Drag Coefficient

The quality of the response surface of this airfoil is shown in Table

Quality parameters of response surface of NACA 63-421 airfoil.

Observations | ||
---|---|---|

0.994164 | 0.992416 | |

0.990921 | 0.988203 | |

Root Mean Square Error | 0.028065 | 0.031312 |

Mean of Response | 0.627276 | 0.381842 |

In order to obtain the Pareto optimal solutions, the two response surface equations were incorporated in the NSGA-II code with the input parameters as mentioned in the previous section. After the simulation, the code generates a file containing 100 non-dominated solutions created during the final iteration. Non-dominated values are the best values according to the desired maximization of the objective functions among the entire population. For better understanding 2D plots of

2D presentation of non-dominated solutions of

2D presentation of non-dominated solutions of

Similar optimizations were performed on all the airfoil shapes. The results obtained are as follows: for NACA 63-218 airfoil, the optimum

Optimum

The Pareto optimal front in multiobjective optimization problem is useful to visualize the tradeoffs among different objectives. In addition to identify compromise solutions, this also helps the designer set realistic design goals. The goal of the current research is focused on the determination and optimization of wind turbine airfoil performance. For this purpose, six different two-dimensional airfoil profiles were studied over two important design variables. The NSGA-II approach of optimization and response surface methodology has been used to generate Pareto optimal front. The optimum
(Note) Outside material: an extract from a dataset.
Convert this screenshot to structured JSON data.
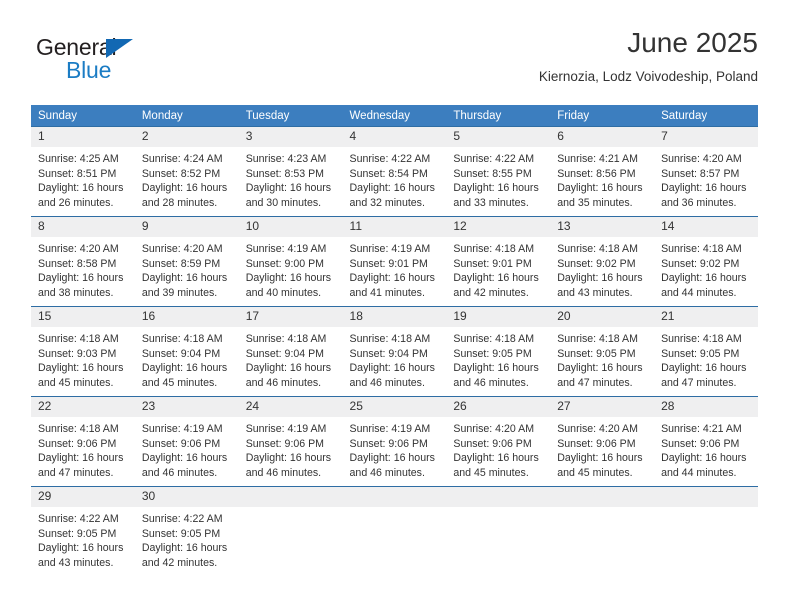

This work is supported by the National Science Foundation (NSF) through the Center for Energy and Environmental Sustainability (CEES), a CREST Center, award no. 1036593.